Historians agree that the human voice was likely the first musical instrument utilized by prehistoric peoples. Tens of thousands of years and multiple technological shifts later, the voice remains the most powerful, expressive and personal of all our musical tools. Every day around the world for hundreds of reasons, people lift their voices and sing regardless of their level of training, talent or professional aspirations. If all human-made instruments were to suddenly disappear from the earth, music could still be made through the power of the voice.
Prior to the dominant era of recorded music in the American pop music continuum, many families of various means kept a piano and a stack of sheet music in their parlor for post-dinner bonding and entertainment. In those days, singing popular songs was not a dreamy vehicle for stardom; it was an enriching pastime to share with loved ones. There were surely professional musicians in orchestras, touring shows, churches, and other institutions, as well as popular interpreters of song on the radio and in the movies, but the point was the song, not the singer. The star-making machinery had not yet been set in motion.
Many pundits point to vocalist Frank Sinatra’s appeal to teen girls as the beginning of modern pop music celebrity. Others cite Hungarian classical pianist Franz Liszt and 1920s singer Rudy Vallée as examples of pre-pop era musicians who amassed a bevy of devoted (often female) fans. Most can agree that once the 1950s kicked in and Elvis and the Beatles came on the scene, the way in which most Americans encountered and consumed music was drastically altered.
Concurrent with the rise of the celebrity-driven pop music industry, the ethnomusicologist/folklorist Alan Lomax was roaming the United States, Europe and the Caribbean, “collecting” folk songs and documenting various musical traditions. For Lomax, his mission was nothing short of ensuring that all of humanity be able to experience unique musical contributions from different parts of the world, with the ultimate goal of acknowledging all cultures and humans as valuable:

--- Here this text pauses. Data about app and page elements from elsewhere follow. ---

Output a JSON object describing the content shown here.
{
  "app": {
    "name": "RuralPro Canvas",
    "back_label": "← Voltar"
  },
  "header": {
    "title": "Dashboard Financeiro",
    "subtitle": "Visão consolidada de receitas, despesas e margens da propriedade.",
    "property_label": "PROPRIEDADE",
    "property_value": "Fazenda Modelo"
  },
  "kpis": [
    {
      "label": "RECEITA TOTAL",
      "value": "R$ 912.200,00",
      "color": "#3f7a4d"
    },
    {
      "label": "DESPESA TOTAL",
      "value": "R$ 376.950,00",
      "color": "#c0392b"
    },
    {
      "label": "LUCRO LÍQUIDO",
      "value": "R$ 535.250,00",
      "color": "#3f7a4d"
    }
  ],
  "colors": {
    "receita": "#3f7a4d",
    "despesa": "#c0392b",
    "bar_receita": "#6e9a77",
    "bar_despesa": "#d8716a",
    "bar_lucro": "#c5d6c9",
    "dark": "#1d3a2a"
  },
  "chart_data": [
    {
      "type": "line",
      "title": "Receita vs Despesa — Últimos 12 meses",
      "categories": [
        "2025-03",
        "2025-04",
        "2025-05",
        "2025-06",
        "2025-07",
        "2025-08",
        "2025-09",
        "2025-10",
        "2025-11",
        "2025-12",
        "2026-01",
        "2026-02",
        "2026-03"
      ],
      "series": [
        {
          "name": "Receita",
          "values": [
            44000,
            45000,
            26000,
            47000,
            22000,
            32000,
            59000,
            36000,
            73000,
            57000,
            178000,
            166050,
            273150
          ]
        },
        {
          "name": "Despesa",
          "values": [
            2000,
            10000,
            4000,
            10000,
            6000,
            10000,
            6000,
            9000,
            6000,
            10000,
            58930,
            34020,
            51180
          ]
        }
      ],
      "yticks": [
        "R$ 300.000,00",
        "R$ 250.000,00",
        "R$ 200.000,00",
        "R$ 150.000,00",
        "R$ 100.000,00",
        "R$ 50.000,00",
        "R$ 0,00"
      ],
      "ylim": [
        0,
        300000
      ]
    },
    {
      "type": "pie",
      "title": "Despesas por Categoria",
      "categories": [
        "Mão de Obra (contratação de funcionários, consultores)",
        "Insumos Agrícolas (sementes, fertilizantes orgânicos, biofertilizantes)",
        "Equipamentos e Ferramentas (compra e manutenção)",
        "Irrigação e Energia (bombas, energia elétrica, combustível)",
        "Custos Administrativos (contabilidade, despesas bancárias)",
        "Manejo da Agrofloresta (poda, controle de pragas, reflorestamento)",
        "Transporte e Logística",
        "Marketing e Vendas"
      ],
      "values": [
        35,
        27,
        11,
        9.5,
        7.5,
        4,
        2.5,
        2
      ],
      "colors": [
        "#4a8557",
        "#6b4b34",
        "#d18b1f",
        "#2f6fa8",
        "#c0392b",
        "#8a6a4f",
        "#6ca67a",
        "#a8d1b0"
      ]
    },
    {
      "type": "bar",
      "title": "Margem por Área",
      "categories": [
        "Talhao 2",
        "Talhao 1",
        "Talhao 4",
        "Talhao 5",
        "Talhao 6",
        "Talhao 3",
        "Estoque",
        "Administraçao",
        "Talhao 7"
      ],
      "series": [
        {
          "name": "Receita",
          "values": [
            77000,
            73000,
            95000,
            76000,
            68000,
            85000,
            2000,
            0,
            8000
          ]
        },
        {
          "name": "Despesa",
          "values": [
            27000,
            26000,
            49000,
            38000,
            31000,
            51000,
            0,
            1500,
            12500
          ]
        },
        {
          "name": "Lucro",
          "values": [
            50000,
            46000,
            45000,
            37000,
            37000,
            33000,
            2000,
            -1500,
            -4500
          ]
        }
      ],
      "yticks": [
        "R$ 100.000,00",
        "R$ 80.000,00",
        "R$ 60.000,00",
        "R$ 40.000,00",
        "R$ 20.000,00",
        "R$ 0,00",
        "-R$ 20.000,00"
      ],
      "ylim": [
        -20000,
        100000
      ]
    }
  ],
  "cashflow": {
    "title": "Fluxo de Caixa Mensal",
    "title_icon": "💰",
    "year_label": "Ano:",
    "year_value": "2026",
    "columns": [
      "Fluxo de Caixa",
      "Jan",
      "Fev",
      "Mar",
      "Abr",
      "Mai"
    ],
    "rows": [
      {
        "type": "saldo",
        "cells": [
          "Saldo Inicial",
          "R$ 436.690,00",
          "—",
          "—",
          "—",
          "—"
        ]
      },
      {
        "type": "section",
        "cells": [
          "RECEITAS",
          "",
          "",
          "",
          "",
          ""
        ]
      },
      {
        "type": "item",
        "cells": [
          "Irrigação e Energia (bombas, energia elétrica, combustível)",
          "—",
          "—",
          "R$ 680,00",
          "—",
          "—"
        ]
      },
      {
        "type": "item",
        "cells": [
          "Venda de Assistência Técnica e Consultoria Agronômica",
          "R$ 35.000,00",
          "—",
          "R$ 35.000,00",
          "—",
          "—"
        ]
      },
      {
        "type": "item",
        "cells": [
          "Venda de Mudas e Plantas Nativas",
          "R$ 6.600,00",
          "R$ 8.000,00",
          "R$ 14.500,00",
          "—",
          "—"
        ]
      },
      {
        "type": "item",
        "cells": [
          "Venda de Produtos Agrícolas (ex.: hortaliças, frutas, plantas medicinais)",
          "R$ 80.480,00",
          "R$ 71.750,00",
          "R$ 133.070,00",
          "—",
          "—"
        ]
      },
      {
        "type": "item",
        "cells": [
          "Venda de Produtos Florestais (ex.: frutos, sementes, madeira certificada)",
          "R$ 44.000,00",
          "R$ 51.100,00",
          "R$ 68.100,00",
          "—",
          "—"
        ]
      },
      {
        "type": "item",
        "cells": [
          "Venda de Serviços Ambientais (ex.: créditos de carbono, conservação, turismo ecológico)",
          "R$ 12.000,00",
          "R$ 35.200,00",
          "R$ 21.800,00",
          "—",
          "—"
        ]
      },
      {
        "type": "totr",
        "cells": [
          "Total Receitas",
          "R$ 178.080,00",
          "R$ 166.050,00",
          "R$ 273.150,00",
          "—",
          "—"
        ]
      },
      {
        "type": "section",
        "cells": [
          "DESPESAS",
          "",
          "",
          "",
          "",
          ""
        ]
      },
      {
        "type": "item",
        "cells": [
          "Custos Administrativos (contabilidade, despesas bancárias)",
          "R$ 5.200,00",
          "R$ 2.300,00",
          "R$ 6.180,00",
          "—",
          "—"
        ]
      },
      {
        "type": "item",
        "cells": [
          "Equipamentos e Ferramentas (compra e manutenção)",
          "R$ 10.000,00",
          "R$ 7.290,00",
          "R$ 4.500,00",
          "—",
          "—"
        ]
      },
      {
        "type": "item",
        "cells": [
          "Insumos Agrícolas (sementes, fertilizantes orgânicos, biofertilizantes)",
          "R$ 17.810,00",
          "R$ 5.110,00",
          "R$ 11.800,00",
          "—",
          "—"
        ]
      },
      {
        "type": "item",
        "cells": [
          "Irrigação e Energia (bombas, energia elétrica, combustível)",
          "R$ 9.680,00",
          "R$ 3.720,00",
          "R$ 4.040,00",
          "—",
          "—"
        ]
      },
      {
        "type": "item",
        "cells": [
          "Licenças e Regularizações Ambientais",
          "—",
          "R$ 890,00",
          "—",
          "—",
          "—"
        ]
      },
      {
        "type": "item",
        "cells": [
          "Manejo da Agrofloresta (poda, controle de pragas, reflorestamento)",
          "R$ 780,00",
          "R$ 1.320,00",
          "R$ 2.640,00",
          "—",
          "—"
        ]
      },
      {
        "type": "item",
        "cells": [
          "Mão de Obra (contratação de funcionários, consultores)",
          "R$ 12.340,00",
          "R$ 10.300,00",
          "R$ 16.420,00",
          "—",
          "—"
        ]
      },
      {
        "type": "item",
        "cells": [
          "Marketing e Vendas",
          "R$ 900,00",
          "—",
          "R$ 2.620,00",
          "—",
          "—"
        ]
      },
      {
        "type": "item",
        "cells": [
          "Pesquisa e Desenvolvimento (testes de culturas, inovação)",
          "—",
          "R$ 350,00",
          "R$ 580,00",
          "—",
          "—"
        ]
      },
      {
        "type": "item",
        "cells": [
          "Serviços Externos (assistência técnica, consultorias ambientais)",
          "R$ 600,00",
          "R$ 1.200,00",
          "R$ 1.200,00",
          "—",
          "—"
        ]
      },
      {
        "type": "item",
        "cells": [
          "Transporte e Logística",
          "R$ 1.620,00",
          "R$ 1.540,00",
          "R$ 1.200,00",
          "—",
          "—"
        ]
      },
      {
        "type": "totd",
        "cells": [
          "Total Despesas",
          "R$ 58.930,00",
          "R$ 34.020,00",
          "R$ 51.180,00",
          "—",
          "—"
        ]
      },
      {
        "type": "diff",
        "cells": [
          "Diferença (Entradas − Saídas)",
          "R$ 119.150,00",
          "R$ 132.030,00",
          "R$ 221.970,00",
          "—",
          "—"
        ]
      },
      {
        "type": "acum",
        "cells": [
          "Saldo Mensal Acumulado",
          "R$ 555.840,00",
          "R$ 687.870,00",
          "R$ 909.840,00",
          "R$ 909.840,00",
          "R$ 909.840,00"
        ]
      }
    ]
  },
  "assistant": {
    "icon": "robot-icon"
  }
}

"Scientific study of cultures, notably of their languages and their musics, shows that all are equally expressive and equally communicative, even though they may symbolize technologies of different levels… With the disappearance of each of these systems, the human species not only loses a way of viewing, thinking, and feeling but also a way of adjusting to some zone on the planet which fits it and makes it livable; not only that, but we throw away a system of interaction, of fantasy and symbolizing which, in the future, the human race may sorely need. The only way to halt this degradation of man’s culture is to commit ourselves to the principles of political, social, and economic justice.” ( “Lomax in Louisiana: Trials and Triumph". Louisianafolklife.org, courtesy Wikipedia)
Partially due to Lomax’s work, a surging interest in “authentic” site-specific music emerged mid-century and continues to this day, and is largely seen as being at odds with pop music, though pop music often borrows liberally from folk music traditions. The intense controversy surrounding Bob Dylan’s “crossover” from earnest folkie to rock star (symbolized through his decision to begin using electric guitars) is often characterized as a clash between folk music purists and the siren call of less-authentic music.
Since those times, we have seen the rise and fall of hundreds of music superstars and would-be music superstars. The most revered rock stars are able to balance the fine line between the “authenticity” which music fans value and the charismatic star power which entertainment fans admire. For decades, professional music was recorded in high-end recording studios with highly skilled engineers and producers facilitating the process. As music technology continued to develop and professional-level recordings became easier to produce, the amount of music makers with dreams of turning professional increased exponentially. Currently, thousands of songs are released in the online music sphere every day, aligned with the dreams of tens of thousands of new recording artists who often work out of their own bedrooms, eschewing traditional recording studios.
Attendant with the millions of self-released tracks has come a sense of an overwhelming content deluge; a sum of recorded music so massive that no one could possibly listen to it all, or even work up the desire to do so. For some music fans, this has caused a retreat of sorts into the cozy haven of treasured favorite albums and artists of the past, letting their days of adventuresome listening fade away. For others, all this music is a beautiful ocean to endlessly explore: diehards trade tips on best places to find the newest, latest, weirdest, fastest, sexiest, dumbest, and whatever-est tracks online, quibbling over which streaming services work best for which genres and other minutiae.
The future of music is not a rock star. It is the return of music as a pastime, like the days of the parlor piano. Instead of playing and singing popular songs in the parlor, now family and friends create the music from scratch, like the folk music of the past. There is still plenty of room for professional musicians in various capacities, of course, and popular, money-making acts fronted by great-looking people will continue to exist. But we will see less and less would-be music legends, just as we now see less and less artists who embody the kind of prophetic archetype we associate with the greatest music artists. When any person can create any sound, there is much less room for revolutionaries in the field.
So we are back to just ourselves and our voices, as we were before this all started. Back to the parlor, except now the parlor is the whole wide world.